Dermatitis

Is this perioral rash related to this girl's atopic dermatitis?

REBECCA BARRETT, DO, and KIRK H. WAIBEL, MD

Dr Barrett is a first-year medicine resident and Dr Waibel is an allergist/immunologist at San Antonio Military Medical Center, Fort Sam Houston, Texas.

The opinions or assertions herein are the private views of the authors and are not to be construed as reflecting the views of the Department of the Army, the Department of the Air Force, or the Department of Defense.

Kirk Barber, MD, FRCPC––Series Editor:Dr Barber is a consultant dermatologist at Alberta Children’s Hospital and clinical asso-ciate professor of medicine and community health sciences at the University of Calgary in Alberta.

 

CASE: A 9-year-old girl with a history of atopic dermatitis and allergic rhinitis presented to our clinic with a one-month history of worsening perioral rash. The child was otherwise healthy, and she denied having had similar symptoms in the past. Treatment with over-the-counter moisturizers, barrier lotions, and hydrocortisone had only marginally improved the rash.

lip-licker’s dermatitis

What is the cause of this patient’s condition?

(Answer and discussion on next page.)

 

ANSWER: This case demonstrates the classic presentation of irritant dermatitis—
specifically, lip-licker’s dermatitis.

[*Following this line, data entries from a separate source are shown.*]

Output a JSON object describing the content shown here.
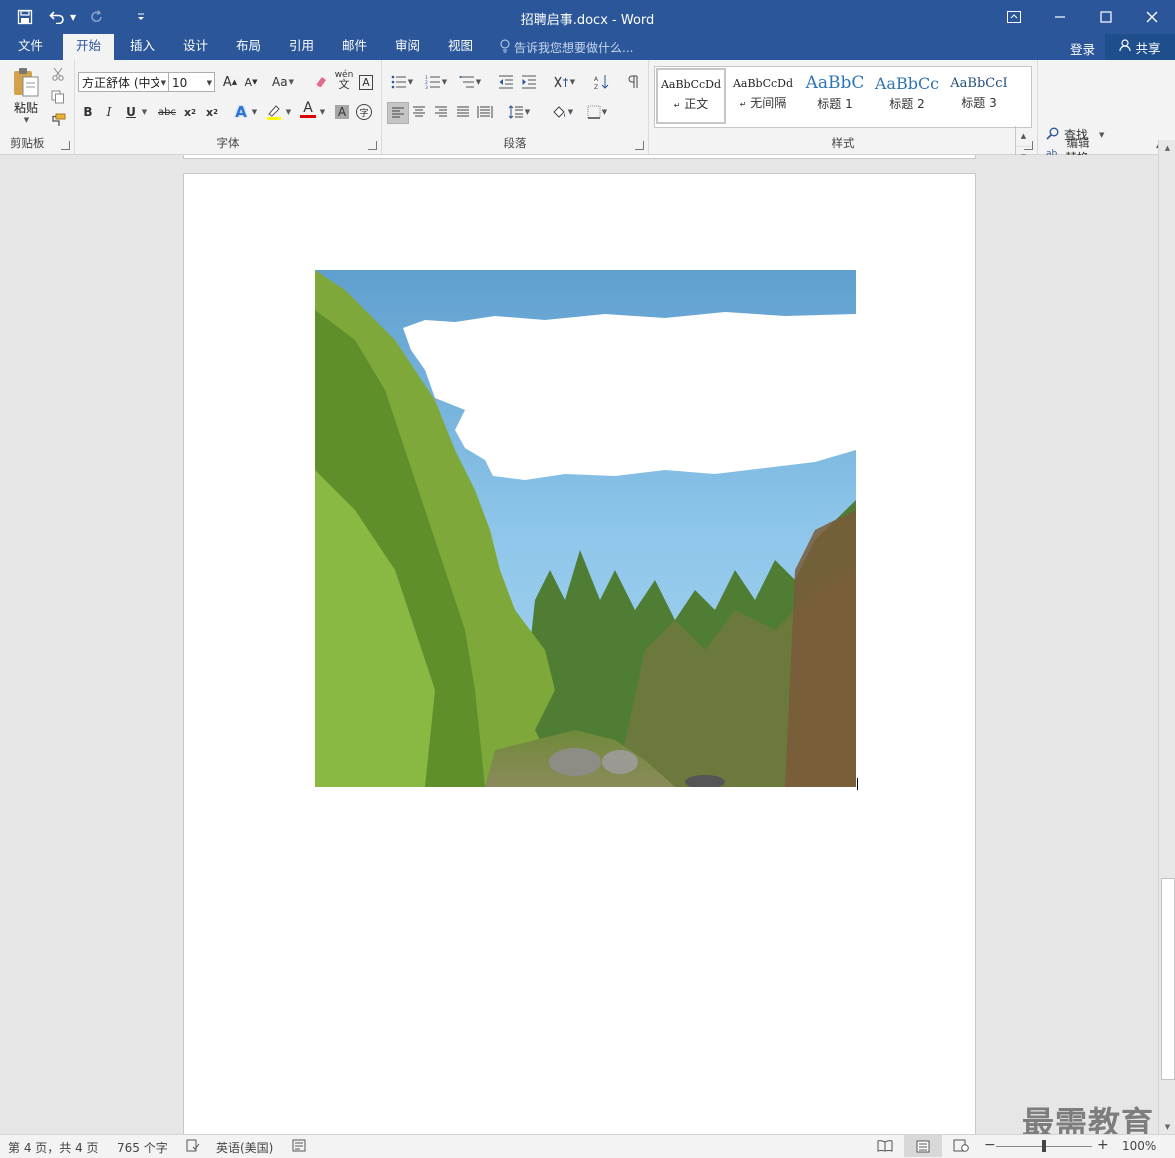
{
  "window": {
    "title": "招聘启事.docx - Word",
    "quick_access": [
      "save-icon",
      "undo-icon",
      "redo-icon",
      "customize-icon"
    ],
    "controls": [
      "ribbon-display-icon",
      "minimize-icon",
      "maximize-icon",
      "close-icon"
    ]
  },
  "tabs": [
    "文件",
    "开始",
    "插入",
    "设计",
    "布局",
    "引用",
    "邮件",
    "审阅",
    "视图"
  ],
  "active_tab": "开始",
  "tell_me": "告诉我您想要做什么...",
  "account": {
    "login": "登录",
    "share": "共享"
  },
  "ribbon": {
    "clipboard": {
      "label": "剪贴板",
      "paste": "粘贴"
    },
    "font": {
      "label": "字体",
      "font_name": "方正舒体 (中文",
      "font_size": "10",
      "case_button": "Aa"
    },
    "paragraph": {
      "label": "段落"
    },
    "styles": {
      "label": "样式",
      "items": [
        {
          "preview": "AaBbCcDd",
          "name": "正文",
          "selected": true
        },
        {
          "preview": "AaBbCcDd",
          "name": "无间隔",
          "selected": false
        },
        {
          "preview": "AaBbC",
          "name": "标题 1",
          "selected": false
        },
        {
          "preview": "AaBbCc",
          "name": "标题 2",
          "selected": false
        },
        {
          "preview": "AaBbCcI",
          "name": "标题 3",
          "selected": false
        }
      ]
    },
    "editing": {
      "label": "编辑",
      "find": "查找",
      "replace": "替换",
      "select": "选择"
    }
  },
  "document": {
    "picture_description_icon": "landscape-picture"
  },
  "status": {
    "page": "第 4 页，共 4 页",
    "words": "765 个字",
    "language": "英语(美国)",
    "zoom": "100%",
    "zoom_level": 100
  },
  "watermark": "最需教育",
  "colors": {
    "brand": "#2b579a",
    "ribbon_bg": "#f3f3f3",
    "doc_bg": "#e6e6e6"
  }
}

Irritant contact dermatitis occurs secondary to the direct action of contacting substances such as soap, detergent, or, as with our case, saliva. Lip-licker’s dermatitis most commonly is seen in children who habitually lick their lips and who have a history of atopy or another cause of skin-barrier dysfunction. In lip-licker’s dermatitis, repetitive exposure to saliva removes the skin’s protective oils secreted by sebaceous glands and results in a characteristic perioral, inflammatory, eczematous rash that often involves the vermilion border. In severe cases, persistent lip licking may result in hyperpigmentation, scarring, or both in the affected area. The diagnosis is clinical, based on the patient’s history and presentation and, therefore, does not require biopsy or culture testing.

lip-licker’s dermatitis

The differential diagnosis includes perioral dermatitis, allergic contact dermatitis, tinea faciei, impetigo, herpes simplex, and angular cheilitis. Perioral dermatitis, which also is often seen in patients with atopic dermatitis, is characterized by discrete inflammatory papules, pustules, or both that overly an erythematous base. Perioral dermatitis can occur in a perinasal, infraorbital, or perioral distribution, but it spares the vermilion border.

Allergic contact dermatitis is a pruritic, erythematous, and scaly condition of the skin that occurs in any area that demonstrates an inflammatory response to protein allergens or haptens. Allergy patch testing can be used in the diagnostic workup of suspected allergic contact dermatitis. Tinea faciei, more commonly known as ringworm, is a fungal skin infection characterized by pruritic, annular, erythematous, and well-demarcated lesions.

Impetigo, a superficial skin infection most commonly caused by Staphylococcus aureus and sometimes caused by group A β-hemolytic streptococci, is characterized by honey-colored, crusted lesions. Infection with herpesvirus most notably causes grouped vesicular lesions in the lips. Angular cheilitis occurs secondary to infection with Candida albicans or staphylococci, nutritional deficiency, or celiac disease. It is characterized by fissures and erythema at the corners of the mouth and is aggravated by lip licking.

Lip-licker’s dermatitis is a self-limited condition that resolves with avoidance of lip licking. Emollients can be used to lubricate the affected skin and to protect the skin barrier. In more severe cases, application of topical corticosteroids, such as 1% hydrocortisone ointment, may be useful to decrease local inflammation.

In our case, the parents’ consistent application of a barrier lubricant to the affected area, coupled with their having emphasized a “no licking” policy with their daughter, resulted in complete resolution of symptoms. Interestingly, during the next 6 months, various social and academic stressors triggered similar symptoms in the girl, with resolution of the condition after the stressor had ended.